As it stands now in Yadua, there is a Korean middleman who has been operating from the next bay for over 20 years with the permission of the high chief of the area, who does not live on the island. The community is unhappy, and the chief of Yadua has encouraged the young men to collect as many beche-de-mer as they can, thus forming a race to catch the last individuals. Currently the wealth is evident in the community, with generators, compressors, televisions and other appliances that we do not usually see in rural villages. However, I can only imagine the impending social issues that might be faced once the cash flow dries up when beche-de-mer populations collapse.
Another critical challenge facing Yadua is potential impacts of extreme weather from climate change. Water security is a serious issue on the island. Recently, a borehole was located to supply the village with water for drinking and cleaning, but it requires a diesel-powered generator to operate the pump. Just the other day, the community ran out of fuel for the generator, and the thought was to catch some of the wild goats on the island to sell for purchase of more fuel. They did indeed catch the goats, but with heavy winds, they were unable to take them across to Vanua Levu and no fuel could be bought. Meanwhile, the water levels continued to drop in the barrels and buckets.

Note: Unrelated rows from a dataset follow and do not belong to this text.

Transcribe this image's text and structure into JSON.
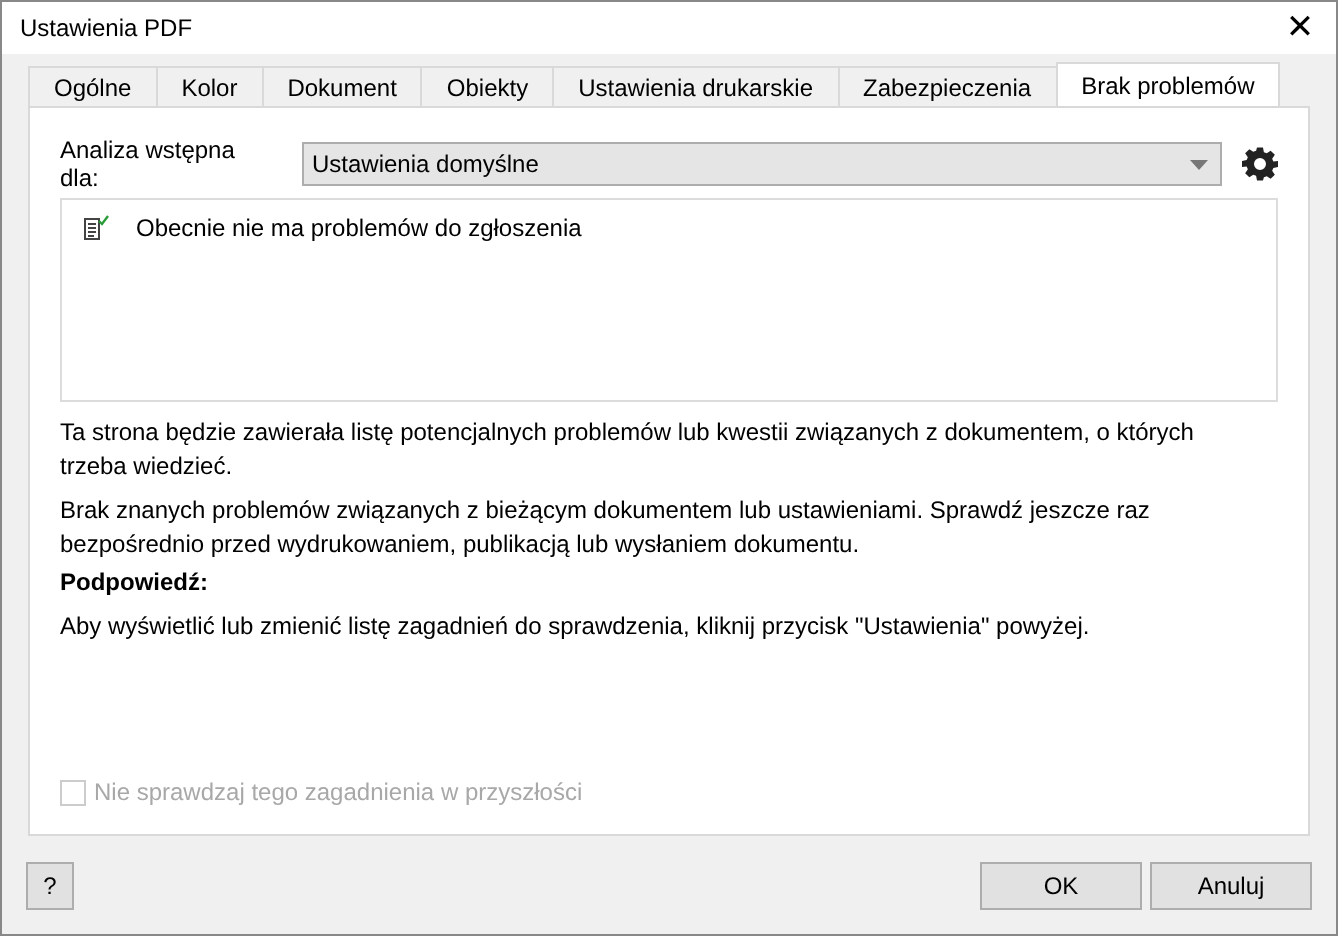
{
  "window": {
    "title": "Ustawienia PDF",
    "close": "✕"
  },
  "tabs": [
    {
      "label": "Ogólne",
      "selected": false
    },
    {
      "label": "Kolor",
      "selected": false
    },
    {
      "label": "Dokument",
      "selected": false
    },
    {
      "label": "Obiekty",
      "selected": false
    },
    {
      "label": "Ustawienia drukarskie",
      "selected": false
    },
    {
      "label": "Zabezpieczenia",
      "selected": false
    },
    {
      "label": "Brak problemów",
      "selected": true
    }
  ],
  "preflight": {
    "label": "Analiza wstępna dla:",
    "value": "Ustawienia domyślne"
  },
  "issues": [
    {
      "text": "Obecnie nie ma problemów do zgłoszenia"
    }
  ],
  "paragraphs": [
    {
      "kind": "text",
      "text": "Ta strona będzie zawierała listę potencjalnych problemów lub kwestii związanych z dokumentem, o których trzeba wiedzieć."
    },
    {
      "kind": "text",
      "text": "Brak znanych problemów związanych z bieżącym dokumentem lub ustawieniami. Sprawdź jeszcze raz bezpośrednio przed wydrukowaniem, publikacją lub wysłaniem dokumentu."
    },
    {
      "kind": "heading",
      "text": "Podpowiedź:"
    },
    {
      "kind": "text",
      "text": "Aby wyświetlić lub zmienić listę zagadnień do sprawdzenia, kliknij przycisk \"Ustawienia\" powyżej."
    }
  ],
  "ignore": {
    "label": "Nie sprawdzaj tego zagadnienia w przyszłości",
    "checked": false,
    "disabled": true
  },
  "help": "?",
  "buttons": [
    "OK",
    "Anuluj"
  ]
}
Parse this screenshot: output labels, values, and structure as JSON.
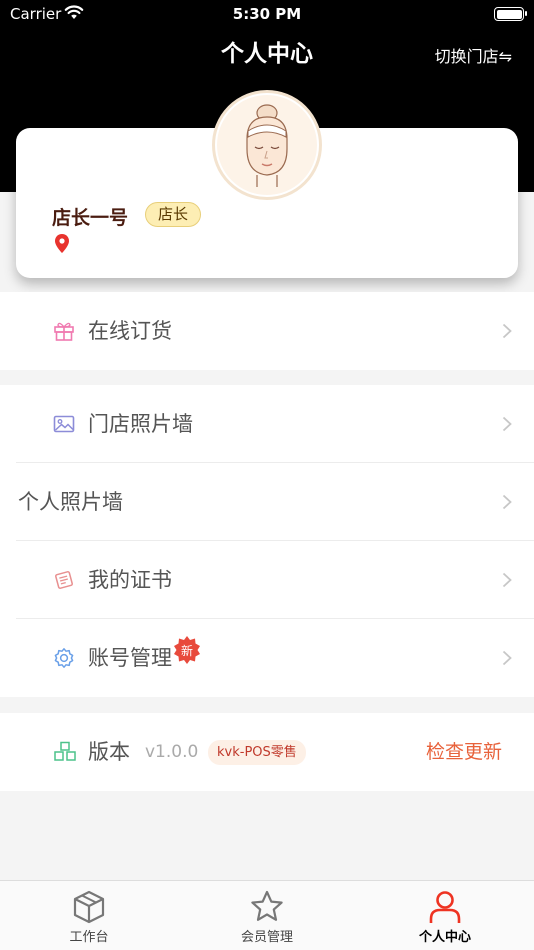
{
  "status_bar": {
    "carrier": "Carrier",
    "time": "5:30 PM"
  },
  "header": {
    "title": "个人中心",
    "switch_store": "切换门店⇋"
  },
  "profile": {
    "name": "店长一号",
    "role": "店长"
  },
  "menu": {
    "online_order": "在线订货",
    "store_photo_wall": "门店照片墙",
    "personal_photo_wall": "个人照片墙",
    "my_certificates": "我的证书",
    "account_management": "账号管理",
    "new_badge": "新"
  },
  "version": {
    "label": "版本",
    "number": "v1.0.0",
    "tag": "kvk-POS零售",
    "check_update": "检查更新"
  },
  "tabs": [
    {
      "label": "工作台",
      "icon": "box-icon"
    },
    {
      "label": "会员管理",
      "icon": "star-icon"
    },
    {
      "label": "个人中心",
      "icon": "person-icon"
    }
  ],
  "colors": {
    "accent": "#e8623b",
    "active_tab": "#ee3322",
    "badge_red": "#e84a3c",
    "role_badge": "#fdeeb4"
  }
}
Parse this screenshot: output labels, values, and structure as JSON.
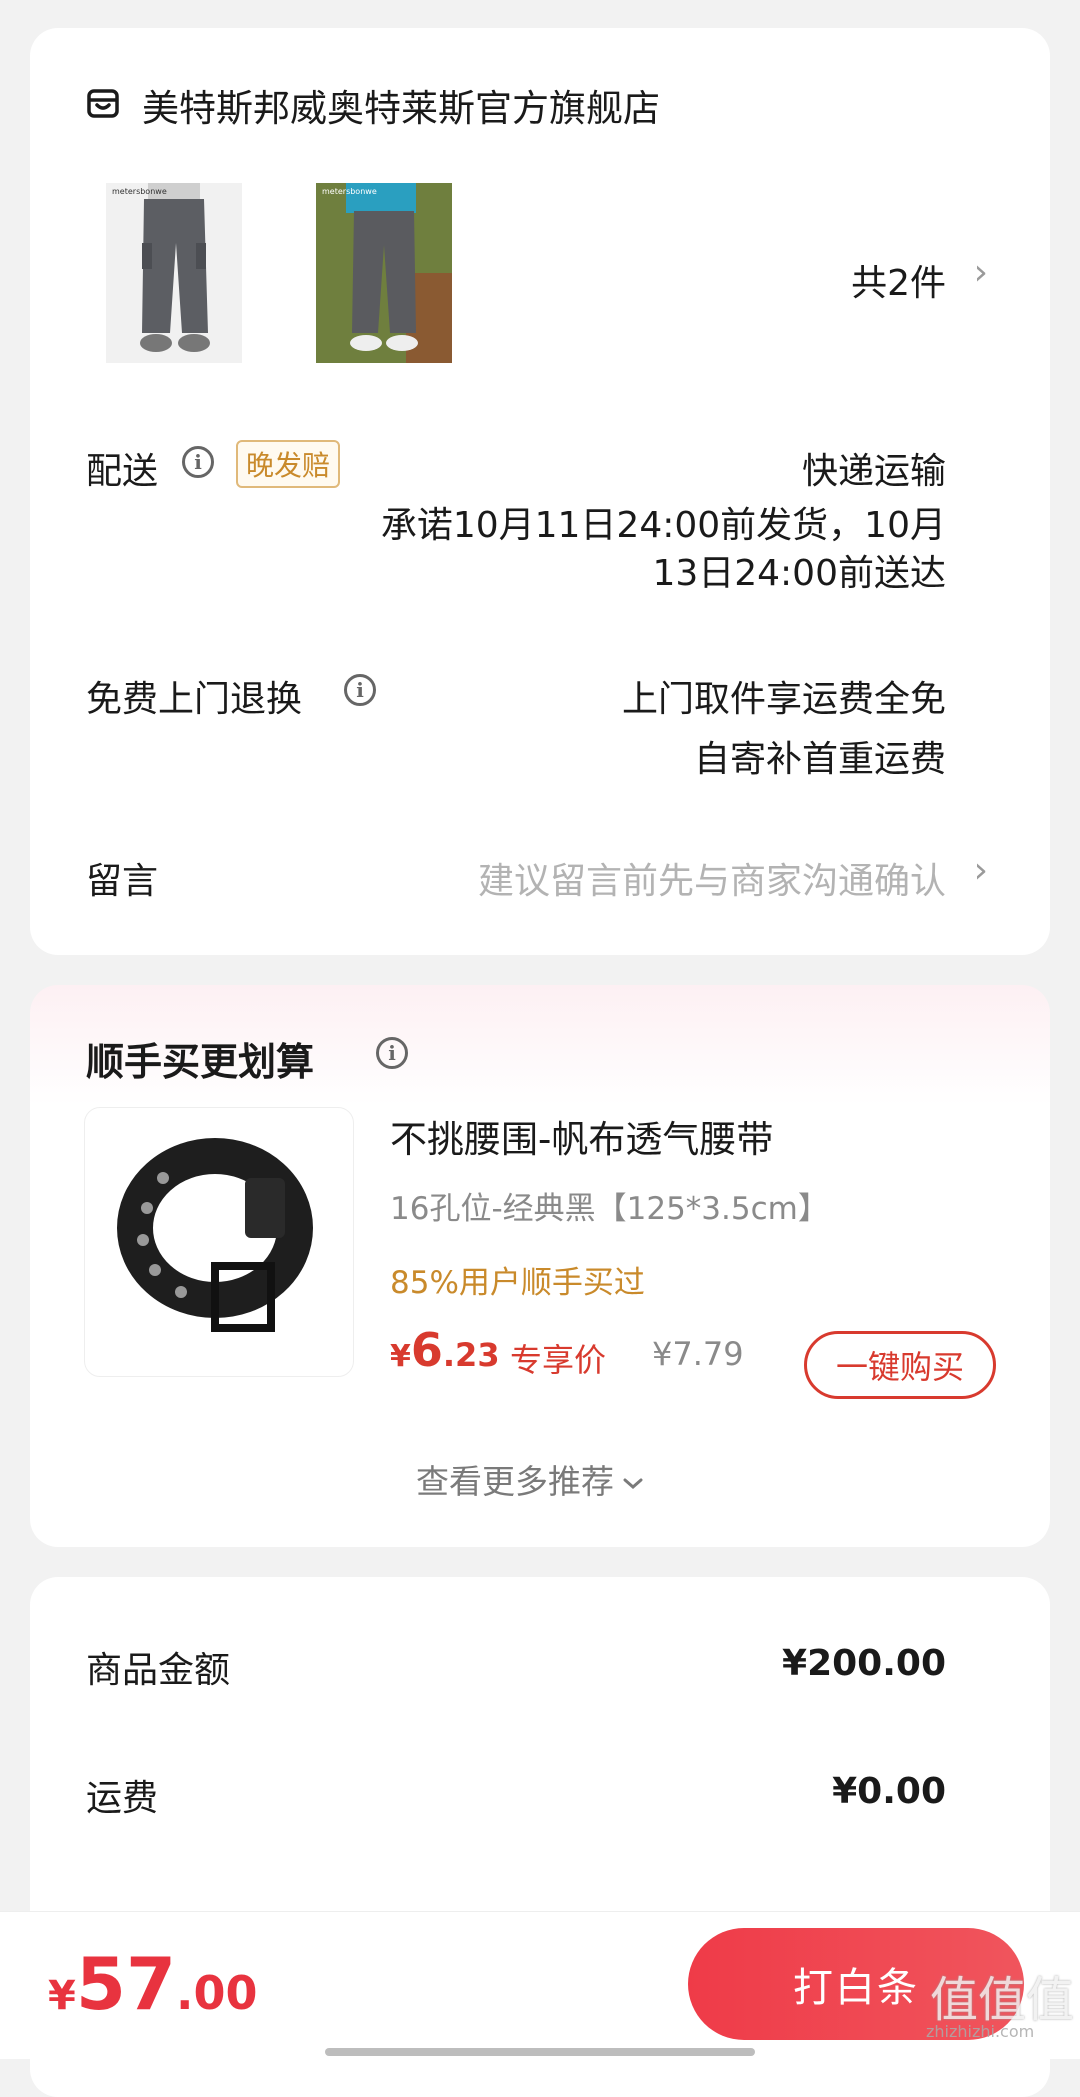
{
  "shop": {
    "name": "美特斯邦威奥特莱斯官方旗舰店",
    "item_count": "共2件",
    "thumb_brand": "metersbonwe"
  },
  "delivery": {
    "label": "配送",
    "badge": "晚发赔",
    "method": "快递运输",
    "promise_line1": "承诺10月11日24:00前发货，10月",
    "promise_line2": "13日24:00前送达"
  },
  "returns": {
    "label": "免费上门退换",
    "line1": "上门取件享运费全免",
    "line2": "自寄补首重运费"
  },
  "message": {
    "label": "留言",
    "placeholder": "建议留言前先与商家沟通确认"
  },
  "upsell": {
    "title": "顺手买更划算",
    "product_title": "不挑腰围-帆布透气腰带",
    "spec": "16孔位-经典黑【125*3.5cm】",
    "social_proof": "85%用户顺手买过",
    "price_symbol": "¥",
    "price_int": "6",
    "price_dec": ".23",
    "price_tag": "专享价",
    "original_price": "¥7.79",
    "buy_label": "一键购买",
    "more_label": "查看更多推荐"
  },
  "summary": {
    "goods_label": "商品金额",
    "goods_value": "¥200.00",
    "shipping_label": "运费",
    "shipping_value": "¥0.00"
  },
  "bottom": {
    "total_symbol": "¥",
    "total_int": "57",
    "total_dec": ".00",
    "pay_label": "打白条",
    "watermark": "值",
    "watermark_url": "zhizhizhi.com"
  },
  "colors": {
    "accent_red": "#e8333f",
    "price_red": "#d83a2e",
    "gold": "#c98a2b"
  }
}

For our third week in the field, we moved over to Yaqaga Island in Lekutu District, also home to iguanas and, much to our pleasure, running water and flush toilets! The men of Yaqaga are also busy collecting beche-de-mer, which they sell to another middleman based in Galoa village. They have already seen declines in numbers on the surrounding reefs and are fishing less valuable species, like snakefish. Meanwhile, untrained divers are putting their lives at risk plunging to depths of over 80 m to find the remaining individuals. One diver, who recently suffered the bends, is now relegated to growing watermelons on the far side of the island. Unlike in Yadua, the people of Yaqaga and Galoa asked questions about what might be the impact of wholesale removal of beche-de-mer and what could be alternative sources of income for their children.
These communities also have another source of concern. Several years ago, the Fiji Government granted permission to a Chinese mining company to extract bauxite, used to make aluminium cans. The Chinese company was smart— in order to get their foot in the door in Fiji, they chose a small (<30 ha) site in pine plantation of limited conservation value and developed plans to export the ore back to China for the more ‘dirty’ processing steps. However, in the future, ore from other, larger claims may be processed in Fiji. In the meantime, communities say that they are already feeling the impact of increased runoff of sediments from the Nawailevu mine and jetty. They say it has become harder to find Anadara clams (‘kaikoso’) and the waters have become increasingly silty.
Clearly there is much work to be done in this region and we are eager to help the communities both sensibly engage with the natural resource extraction industries, as well as develop management plans to balance their own needs for income generation with sustainable livelihoods. Stay tuned.